[Entries provided]

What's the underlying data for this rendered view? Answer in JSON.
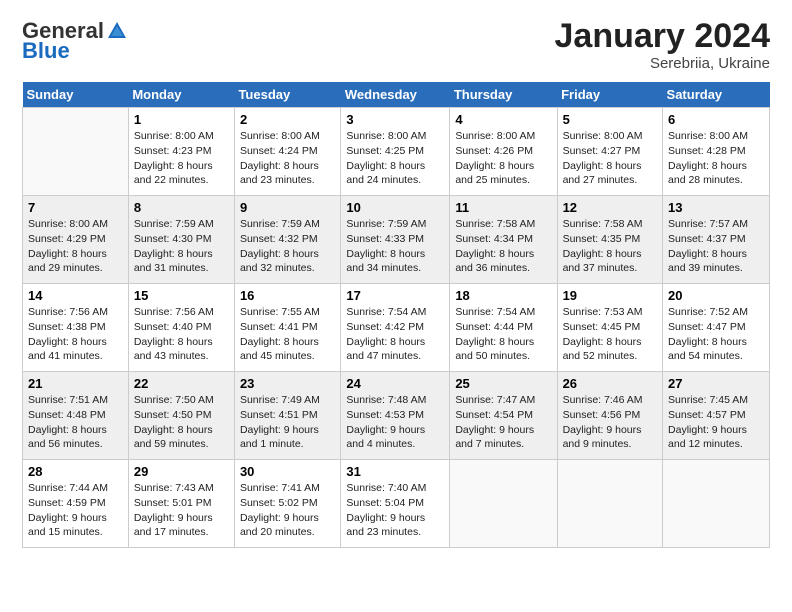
{
  "logo": {
    "general": "General",
    "blue": "Blue"
  },
  "title": "January 2024",
  "location": "Serebriia, Ukraine",
  "days_of_week": [
    "Sunday",
    "Monday",
    "Tuesday",
    "Wednesday",
    "Thursday",
    "Friday",
    "Saturday"
  ],
  "weeks": [
    [
      {
        "day": "",
        "info": ""
      },
      {
        "day": "1",
        "info": "Sunrise: 8:00 AM\nSunset: 4:23 PM\nDaylight: 8 hours\nand 22 minutes."
      },
      {
        "day": "2",
        "info": "Sunrise: 8:00 AM\nSunset: 4:24 PM\nDaylight: 8 hours\nand 23 minutes."
      },
      {
        "day": "3",
        "info": "Sunrise: 8:00 AM\nSunset: 4:25 PM\nDaylight: 8 hours\nand 24 minutes."
      },
      {
        "day": "4",
        "info": "Sunrise: 8:00 AM\nSunset: 4:26 PM\nDaylight: 8 hours\nand 25 minutes."
      },
      {
        "day": "5",
        "info": "Sunrise: 8:00 AM\nSunset: 4:27 PM\nDaylight: 8 hours\nand 27 minutes."
      },
      {
        "day": "6",
        "info": "Sunrise: 8:00 AM\nSunset: 4:28 PM\nDaylight: 8 hours\nand 28 minutes."
      }
    ],
    [
      {
        "day": "7",
        "info": "Sunrise: 8:00 AM\nSunset: 4:29 PM\nDaylight: 8 hours\nand 29 minutes."
      },
      {
        "day": "8",
        "info": "Sunrise: 7:59 AM\nSunset: 4:30 PM\nDaylight: 8 hours\nand 31 minutes."
      },
      {
        "day": "9",
        "info": "Sunrise: 7:59 AM\nSunset: 4:32 PM\nDaylight: 8 hours\nand 32 minutes."
      },
      {
        "day": "10",
        "info": "Sunrise: 7:59 AM\nSunset: 4:33 PM\nDaylight: 8 hours\nand 34 minutes."
      },
      {
        "day": "11",
        "info": "Sunrise: 7:58 AM\nSunset: 4:34 PM\nDaylight: 8 hours\nand 36 minutes."
      },
      {
        "day": "12",
        "info": "Sunrise: 7:58 AM\nSunset: 4:35 PM\nDaylight: 8 hours\nand 37 minutes."
      },
      {
        "day": "13",
        "info": "Sunrise: 7:57 AM\nSunset: 4:37 PM\nDaylight: 8 hours\nand 39 minutes."
      }
    ],
    [
      {
        "day": "14",
        "info": "Sunrise: 7:56 AM\nSunset: 4:38 PM\nDaylight: 8 hours\nand 41 minutes."
      },
      {
        "day": "15",
        "info": "Sunrise: 7:56 AM\nSunset: 4:40 PM\nDaylight: 8 hours\nand 43 minutes."
      },
      {
        "day": "16",
        "info": "Sunrise: 7:55 AM\nSunset: 4:41 PM\nDaylight: 8 hours\nand 45 minutes."
      },
      {
        "day": "17",
        "info": "Sunrise: 7:54 AM\nSunset: 4:42 PM\nDaylight: 8 hours\nand 47 minutes."
      },
      {
        "day": "18",
        "info": "Sunrise: 7:54 AM\nSunset: 4:44 PM\nDaylight: 8 hours\nand 50 minutes."
      },
      {
        "day": "19",
        "info": "Sunrise: 7:53 AM\nSunset: 4:45 PM\nDaylight: 8 hours\nand 52 minutes."
      },
      {
        "day": "20",
        "info": "Sunrise: 7:52 AM\nSunset: 4:47 PM\nDaylight: 8 hours\nand 54 minutes."
      }
    ],
    [
      {
        "day": "21",
        "info": "Sunrise: 7:51 AM\nSunset: 4:48 PM\nDaylight: 8 hours\nand 56 minutes."
      },
      {
        "day": "22",
        "info": "Sunrise: 7:50 AM\nSunset: 4:50 PM\nDaylight: 8 hours\nand 59 minutes."
      },
      {
        "day": "23",
        "info": "Sunrise: 7:49 AM\nSunset: 4:51 PM\nDaylight: 9 hours\nand 1 minute."
      },
      {
        "day": "24",
        "info": "Sunrise: 7:48 AM\nSunset: 4:53 PM\nDaylight: 9 hours\nand 4 minutes."
      },
      {
        "day": "25",
        "info": "Sunrise: 7:47 AM\nSunset: 4:54 PM\nDaylight: 9 hours\nand 7 minutes."
      },
      {
        "day": "26",
        "info": "Sunrise: 7:46 AM\nSunset: 4:56 PM\nDaylight: 9 hours\nand 9 minutes."
      },
      {
        "day": "27",
        "info": "Sunrise: 7:45 AM\nSunset: 4:57 PM\nDaylight: 9 hours\nand 12 minutes."
      }
    ],
    [
      {
        "day": "28",
        "info": "Sunrise: 7:44 AM\nSunset: 4:59 PM\nDaylight: 9 hours\nand 15 minutes."
      },
      {
        "day": "29",
        "info": "Sunrise: 7:43 AM\nSunset: 5:01 PM\nDaylight: 9 hours\nand 17 minutes."
      },
      {
        "day": "30",
        "info": "Sunrise: 7:41 AM\nSunset: 5:02 PM\nDaylight: 9 hours\nand 20 minutes."
      },
      {
        "day": "31",
        "info": "Sunrise: 7:40 AM\nSunset: 5:04 PM\nDaylight: 9 hours\nand 23 minutes."
      },
      {
        "day": "",
        "info": ""
      },
      {
        "day": "",
        "info": ""
      },
      {
        "day": "",
        "info": ""
      }
    ]
  ]
}
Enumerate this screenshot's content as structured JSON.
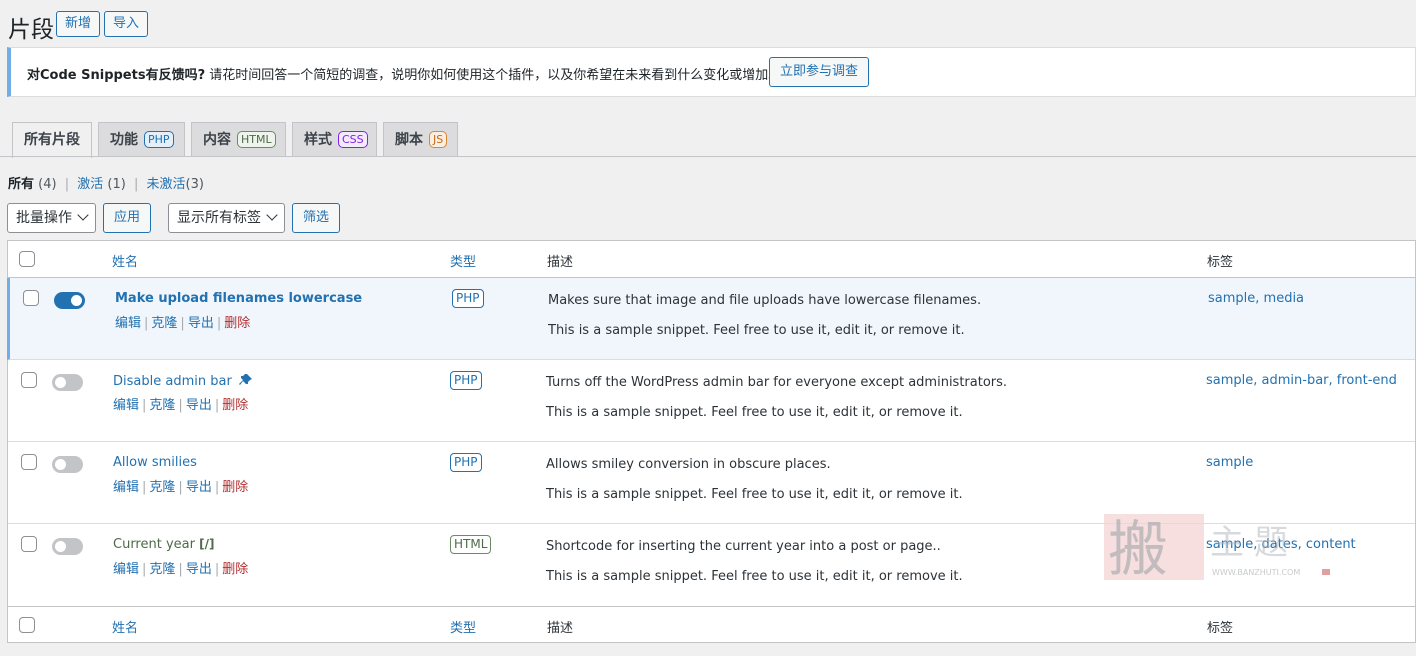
{
  "page": {
    "title": "片段",
    "add_new": "新增",
    "import": "导入"
  },
  "notice": {
    "bold": "对Code Snippets有反馈吗?",
    "text": " 请花时间回答一个简短的调查，说明你如何使用这个插件，以及你希望在未来看到什么变化或增加。",
    "button": "立即参与调查"
  },
  "tabs": [
    {
      "label": "所有片段",
      "badge": ""
    },
    {
      "label": "功能",
      "badge": "PHP"
    },
    {
      "label": "内容",
      "badge": "HTML"
    },
    {
      "label": "样式",
      "badge": "CSS"
    },
    {
      "label": "脚本",
      "badge": "JS"
    }
  ],
  "views": {
    "all": "所有",
    "all_count": "(4)",
    "active": "激活",
    "active_count": "(1)",
    "inactive": "未激活",
    "inactive_count": "(3)"
  },
  "filters": {
    "bulk": "批量操作",
    "apply": "应用",
    "tags": "显示所有标签",
    "filter": "筛选"
  },
  "columns": {
    "name": "姓名",
    "type": "类型",
    "desc": "描述",
    "tags": "标签"
  },
  "row_actions": {
    "edit": "编辑",
    "clone": "克隆",
    "export": "导出",
    "delete": "删除"
  },
  "snippets": [
    {
      "name": "Make upload filenames lowercase",
      "active": true,
      "type": "PHP",
      "desc": "Makes sure that image and file uploads have lowercase filenames.",
      "note": "This is a sample snippet. Feel free to use it, edit it, or remove it.",
      "tags": "sample, media",
      "icon": ""
    },
    {
      "name": "Disable admin bar",
      "active": false,
      "type": "PHP",
      "desc": "Turns off the WordPress admin bar for everyone except administrators.",
      "note": "This is a sample snippet. Feel free to use it, edit it, or remove it.",
      "tags": "sample, admin-bar, front-end",
      "icon": "pin-icon"
    },
    {
      "name": "Allow smilies",
      "active": false,
      "type": "PHP",
      "desc": "Allows smiley conversion in obscure places.",
      "note": "This is a sample snippet. Feel free to use it, edit it, or remove it.",
      "tags": "sample",
      "icon": ""
    },
    {
      "name": "Current year",
      "active": false,
      "type": "HTML",
      "desc": "Shortcode for inserting the current year into a post or page..",
      "note": "This is a sample snippet. Feel free to use it, edit it, or remove it.",
      "tags": "sample, dates, content",
      "icon": "shortcode-icon",
      "icon_text": "[/]"
    }
  ],
  "watermark": {
    "logo_text": "搬主题",
    "url": "WWW.BANZHUTI.COM"
  },
  "colors": {
    "accent": "#2271b1",
    "delete": "#b32d2e",
    "toggle_on": "#2271b1",
    "toggle_off": "#c3c4c7",
    "notice_border": "#72aee6"
  }
}
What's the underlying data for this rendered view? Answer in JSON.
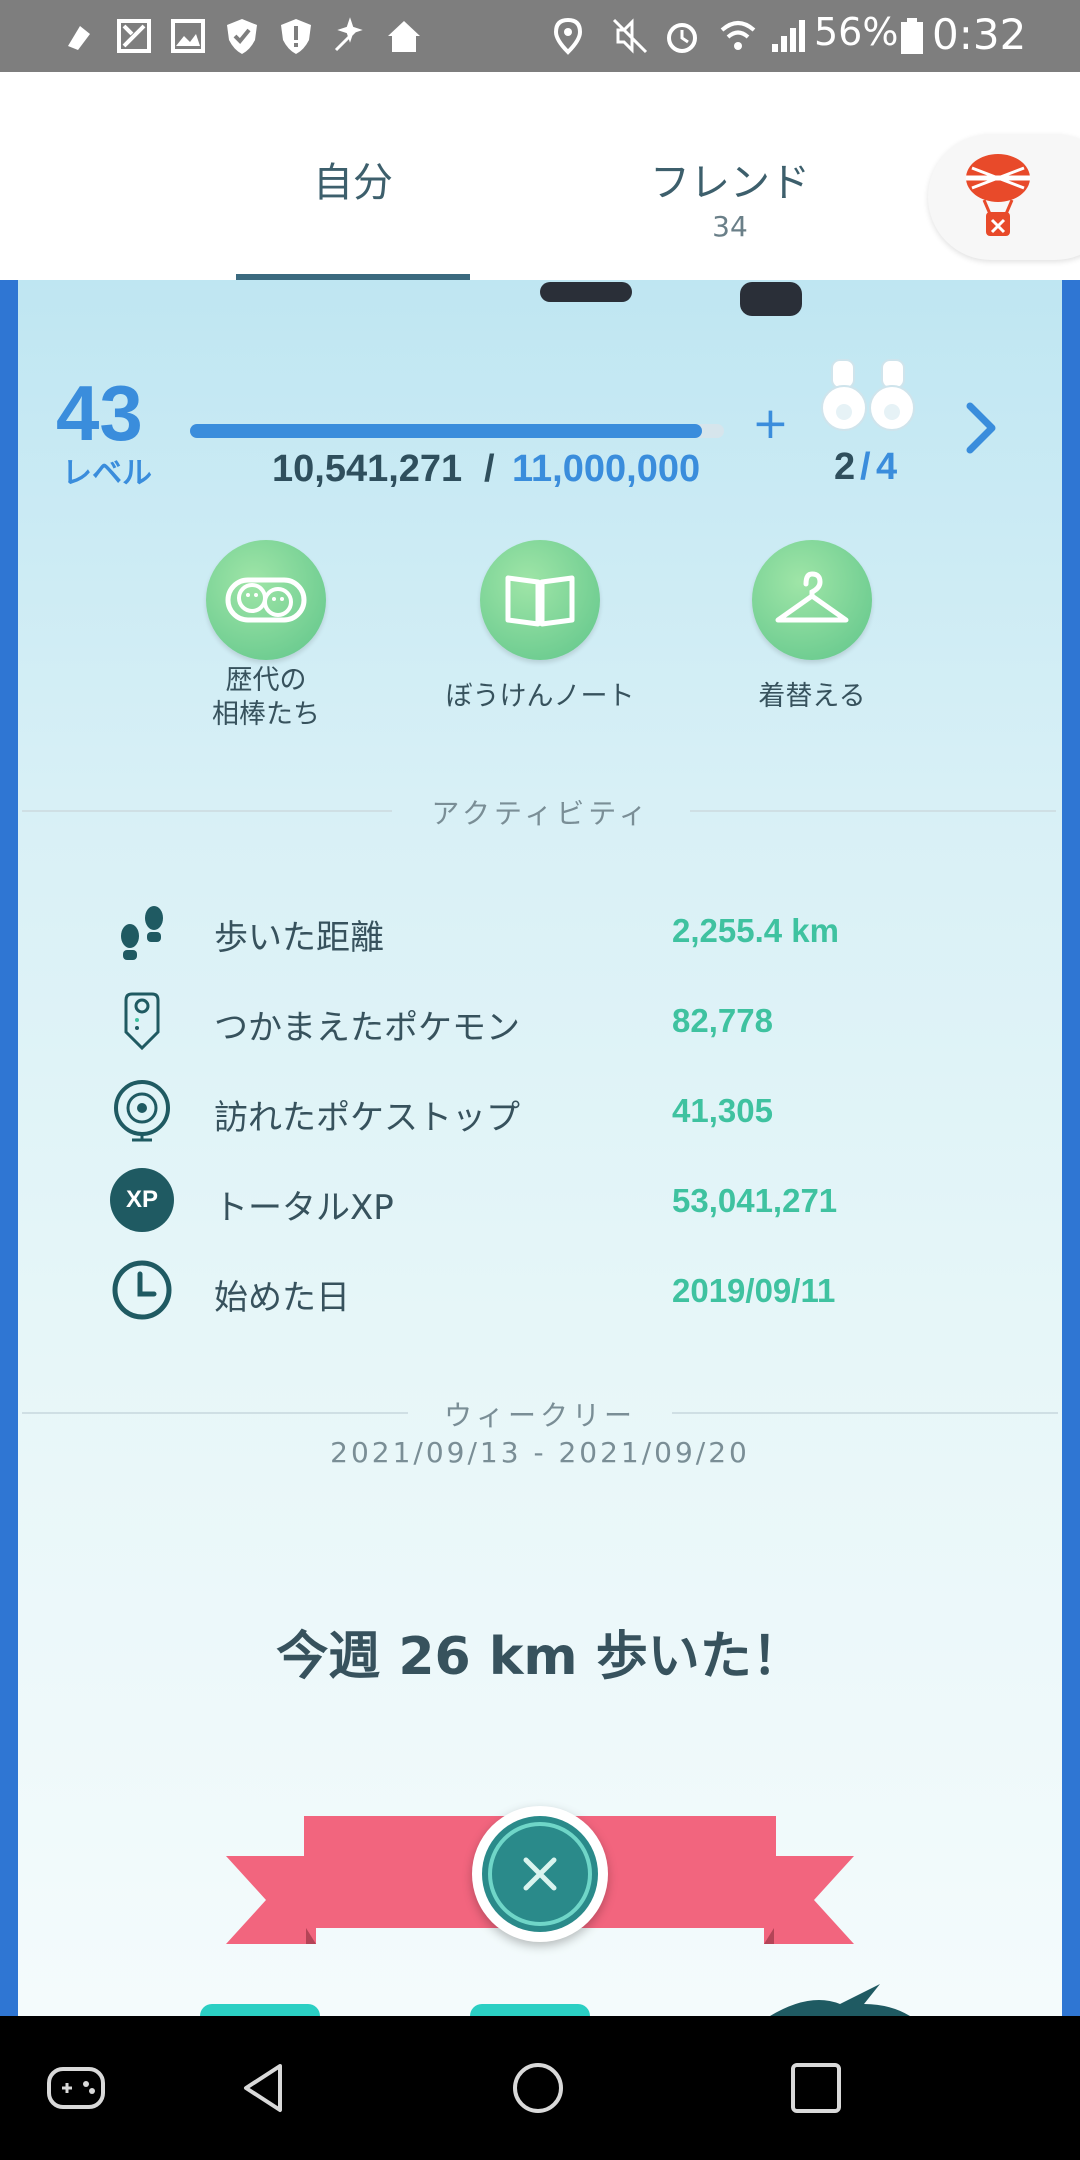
{
  "status_bar": {
    "icons": [
      "usb-debug-icon",
      "image-x-icon",
      "gallery-icon",
      "shield-check-icon",
      "shield-alert-icon",
      "sparkle-icon",
      "home-icon",
      "location-icon",
      "mute-icon",
      "alarm-icon",
      "wifi-icon",
      "signal-icon",
      "battery-icon"
    ],
    "battery": "56%",
    "time": "0:32"
  },
  "tabs": {
    "self": "自分",
    "friends": "フレンド",
    "friends_count": "34"
  },
  "profile": {
    "level": "43",
    "level_label": "レベル",
    "xp_current": "10,541,271",
    "xp_slash": "/",
    "xp_max": "11,000,000",
    "xp_progress": 0.958,
    "plus": "+",
    "binoculars_current": "2",
    "binoculars_sep": "/",
    "binoculars_total": "4"
  },
  "buttons": {
    "buddies_line1": "歴代の",
    "buddies_line2": "相棒たち",
    "journal": "ぼうけんノート",
    "style": "着替える"
  },
  "activity": {
    "title": "アクティビティ",
    "rows": [
      {
        "label": "歩いた距離",
        "value": "2,255.4 km"
      },
      {
        "label": "つかまえたポケモン",
        "value": "82,778"
      },
      {
        "label": "訪れたポケストップ",
        "value": "41,305"
      },
      {
        "label": "トータルXP",
        "value": "53,041,271"
      },
      {
        "label": "始めた日",
        "value": "2019/09/11"
      }
    ]
  },
  "weekly": {
    "title": "ウィークリー",
    "range": "2021/09/13 - 2021/09/20",
    "headline": "今週 26 km 歩いた！"
  },
  "xp_icon_label": "XP",
  "colors": {
    "accent_blue": "#3a8ddc",
    "stat_green": "#3fc2a0",
    "ribbon_pink": "#f2657e",
    "teal_dark": "#1f5a62"
  }
}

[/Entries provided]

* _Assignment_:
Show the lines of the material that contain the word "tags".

* _Solution to this task_:
    "tags": "显示所有标签",
    "tags": "标签"
      "tags": "sample, media",
      "tags": "sample, admin-bar, front-end",
      "tags": "sample",
      "tags": "sample, dates, content",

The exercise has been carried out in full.